Sunday, July 27, 2008

Modern medicine: A+

Two emergency-room visits, a doctor's-office appointment and a hospital stay in a four-day span should be fodder for plenty of gripes about personnel, service, treatment, whatever. But our experience at NYU was surprisingly positive. Hot, smart docs! Empathetic nurses! Prompt delivery of narcotics! Sounds like porn for hypochondriacs. Aside from the cafeteria food and the uncomfortable facilities for families, there were only two flies in the ointment (sorry, poor choice of idiom):

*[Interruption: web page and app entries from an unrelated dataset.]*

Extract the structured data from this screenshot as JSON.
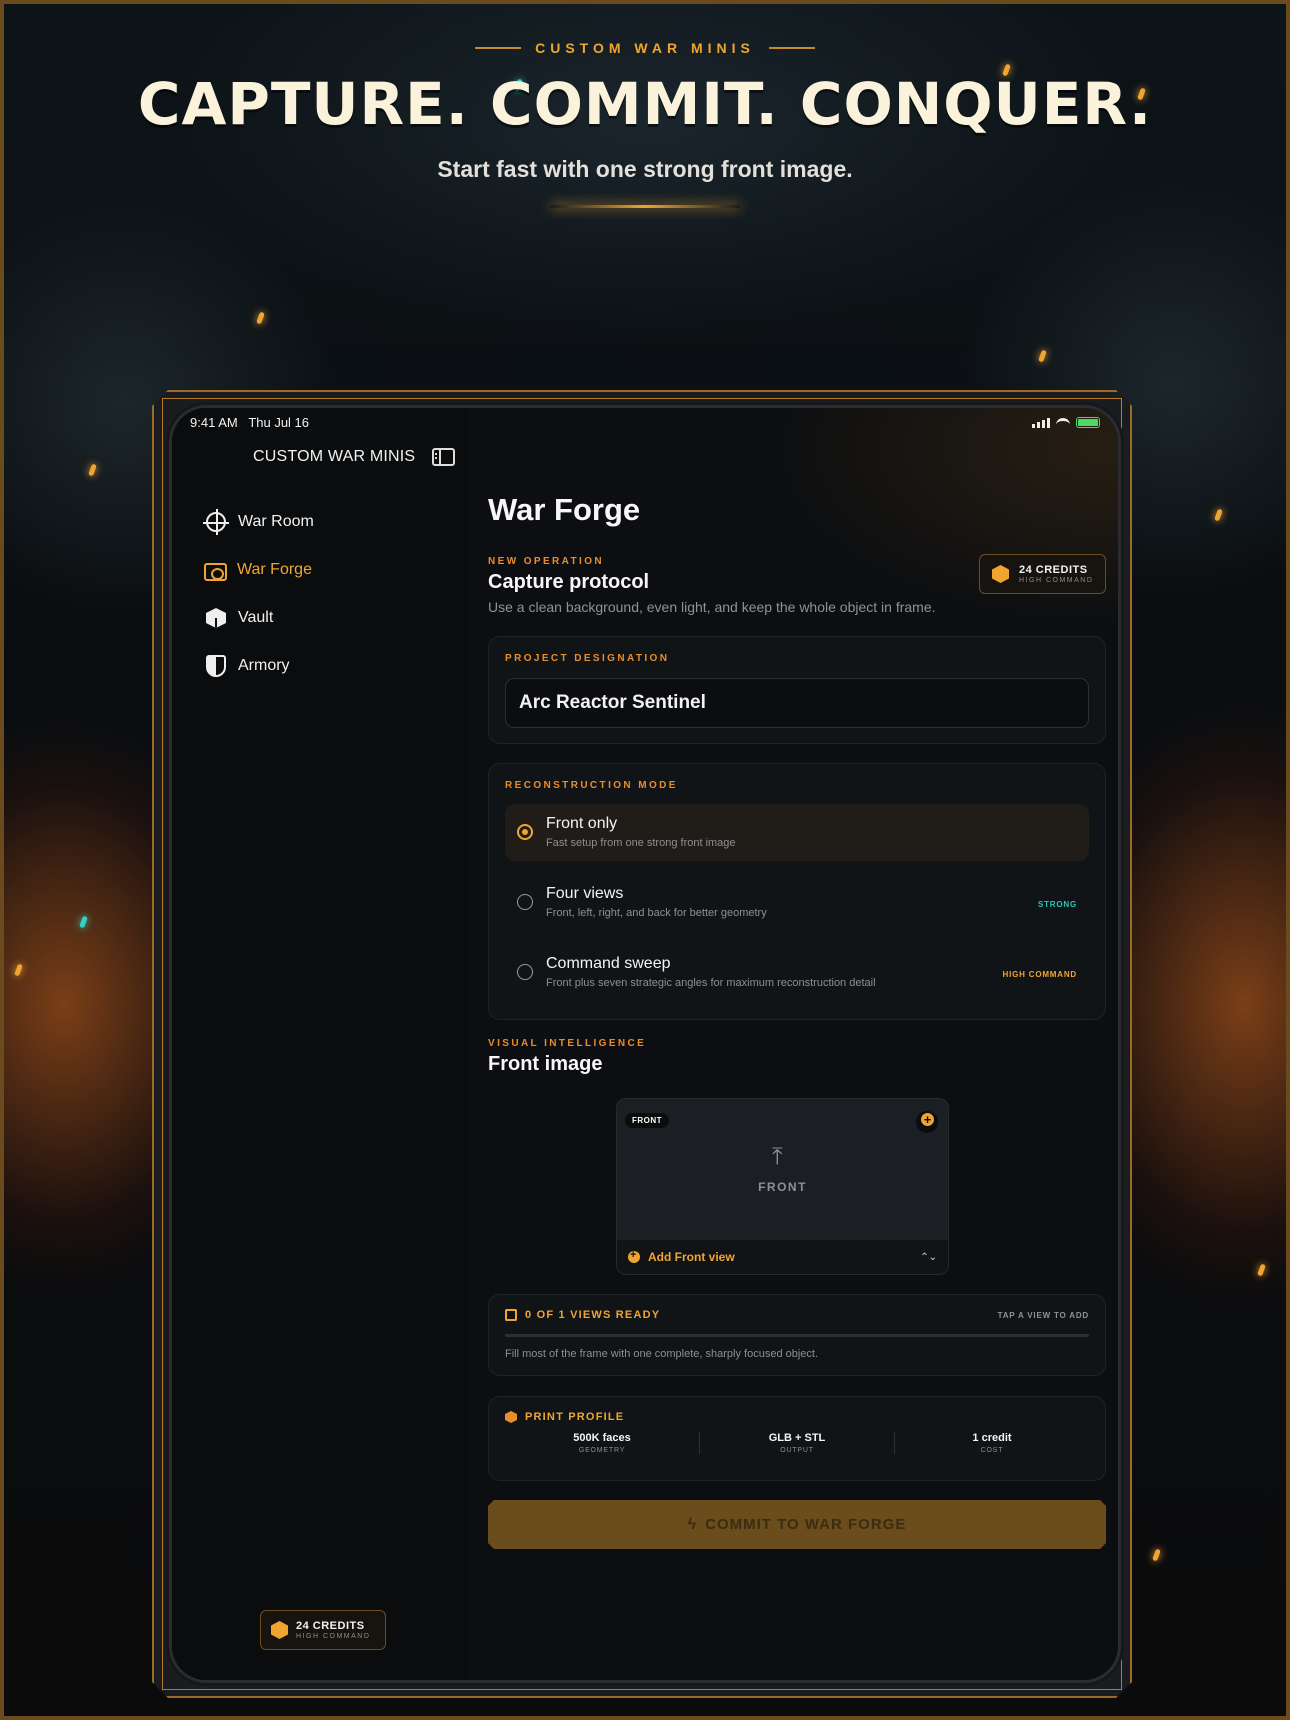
{
  "hero": {
    "eyebrow": "CUSTOM WAR MINIS",
    "title": "CAPTURE. COMMIT. CONQUER.",
    "subtitle": "Start fast with one strong front image."
  },
  "status_bar": {
    "time": "9:41 AM",
    "date": "Thu Jul 16"
  },
  "sidebar": {
    "app_title": "CUSTOM WAR MINIS",
    "items": [
      {
        "label": "War Room",
        "icon": "crosshair-icon",
        "active": false
      },
      {
        "label": "War Forge",
        "icon": "forge-icon",
        "active": true
      },
      {
        "label": "Vault",
        "icon": "cube-icon",
        "active": false
      },
      {
        "label": "Armory",
        "icon": "shield-icon",
        "active": false
      }
    ],
    "credits": {
      "amount": "24 CREDITS",
      "tier": "HIGH COMMAND"
    }
  },
  "main": {
    "page_title": "War Forge",
    "operation": {
      "kicker": "NEW OPERATION",
      "title": "Capture protocol",
      "description": "Use a clean background, even light, and keep the whole object in frame."
    },
    "credits": {
      "amount": "24 CREDITS",
      "tier": "HIGH COMMAND"
    },
    "project": {
      "label": "PROJECT DESIGNATION",
      "value": "Arc Reactor Sentinel"
    },
    "mode": {
      "label": "RECONSTRUCTION MODE",
      "options": [
        {
          "title": "Front only",
          "description": "Fast setup from one strong front image",
          "tag": "",
          "selected": true
        },
        {
          "title": "Four views",
          "description": "Front, left, right, and back for better geometry",
          "tag": "STRONG",
          "selected": false
        },
        {
          "title": "Command sweep",
          "description": "Front plus seven strategic angles for maximum reconstruction detail",
          "tag": "HIGH COMMAND",
          "selected": false
        }
      ]
    },
    "visual": {
      "kicker": "VISUAL INTELLIGENCE",
      "title": "Front image",
      "upload": {
        "badge": "FRONT",
        "center_label": "FRONT",
        "footer": "Add Front view"
      }
    },
    "ready": {
      "status": "0 OF 1 VIEWS READY",
      "hint": "TAP A VIEW TO ADD",
      "progress": 0,
      "description": "Fill most of the frame with one complete, sharply focused object."
    },
    "print_profile": {
      "label": "PRINT PROFILE",
      "stats": [
        {
          "value": "500K faces",
          "label": "GEOMETRY"
        },
        {
          "value": "GLB + STL",
          "label": "OUTPUT"
        },
        {
          "value": "1 credit",
          "label": "COST"
        }
      ]
    },
    "commit_label": "COMMIT TO WAR FORGE"
  },
  "colors": {
    "accent": "#f0a531",
    "strong_tag": "#2ec4b6",
    "high_command_tag": "#f0a531"
  }
}
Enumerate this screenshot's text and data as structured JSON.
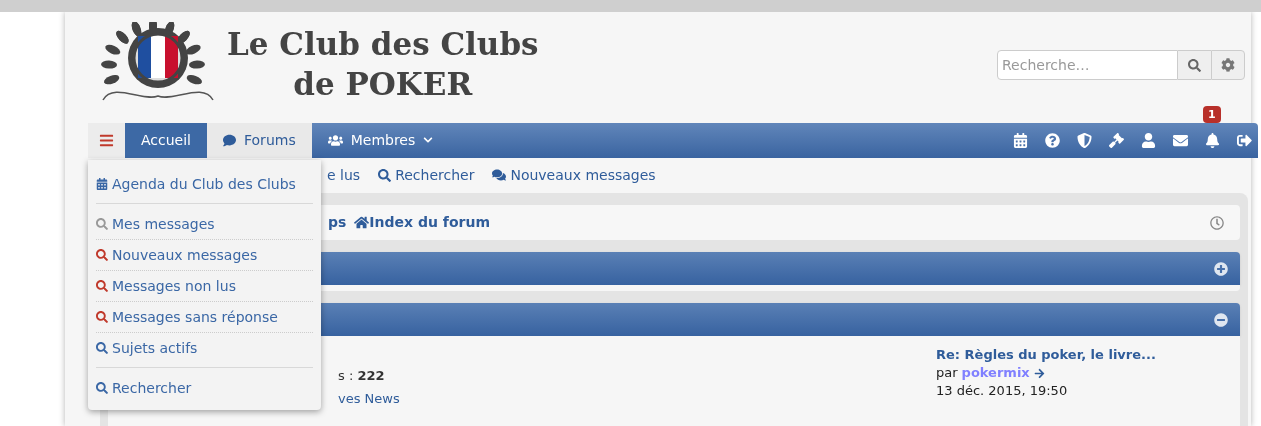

1. The elevators at NYU hospital are like the Holland Tunnel at rush hour—all the time. Everyone complains. Ten-, 15-minute waits—really. It wouldn't be so bad if doctors and patients had an express service, visitors a secondary one, but there's a buildup of tension knowing that the doctor is being held up in traffic right there in the building. If I were a benefactor, I'd skip the new wing and donate some more 'vators.

2. The registration in the emergency room needs fine tuning. On Other's second admission, which should have been a snap since all his information was already in the system, we had to wait precious painful minutes because one of two clerks was on her break—reading the newspaper at her desk in plain sight. Now I know every worker needs a break, but it's inhumane to clerks and clientele not to have breaks take place out of sight. To be writhing in pain waiting for someone to finish reading the funnies is enough to make a person go postal. And when we were finally checked in by the nonbreaking clerk, Other in horrible agony, the clerk kept interrupting the sign-in process to crack jokes with a colleague as if he were a department-of-motor-vehicles worker, say, instead of an emergency-room gatekeeper who was the last barrier to the morphine drip. Not that the DMV doesn't trigger the urge to go on a shooting spree, but, hey, you can always leave.

But that's it. Nothing else. And today Other is frisking about with his old mischievous froggy grin doing chores with all the cheerfulness that relief from pain can bring. And we're thinking modern medicine is a wonderful thing.


Anonymous said...

Whew, what a relief that Other's medications have kicked in and your household is more or less back to normal, at least till the next saga unfolds with the surgery. Good luck to you all. Your ability to view with humor and the right amount of detachment experiences that for some of us would be harrowing and engulfing is inspiring. This blog is incredible. Before I discovered it, I'd get up in the morning and go over to the computer to read the New York Times. Now Under the Stinkwood Tree is what gets me bounding out of bed. It's the first thing I look forward to each day. Despite life's travails, your consciousness is energizing! Thanks for sharing it with us readers.

Jacqueline said...

three cheers to 'frisking about'!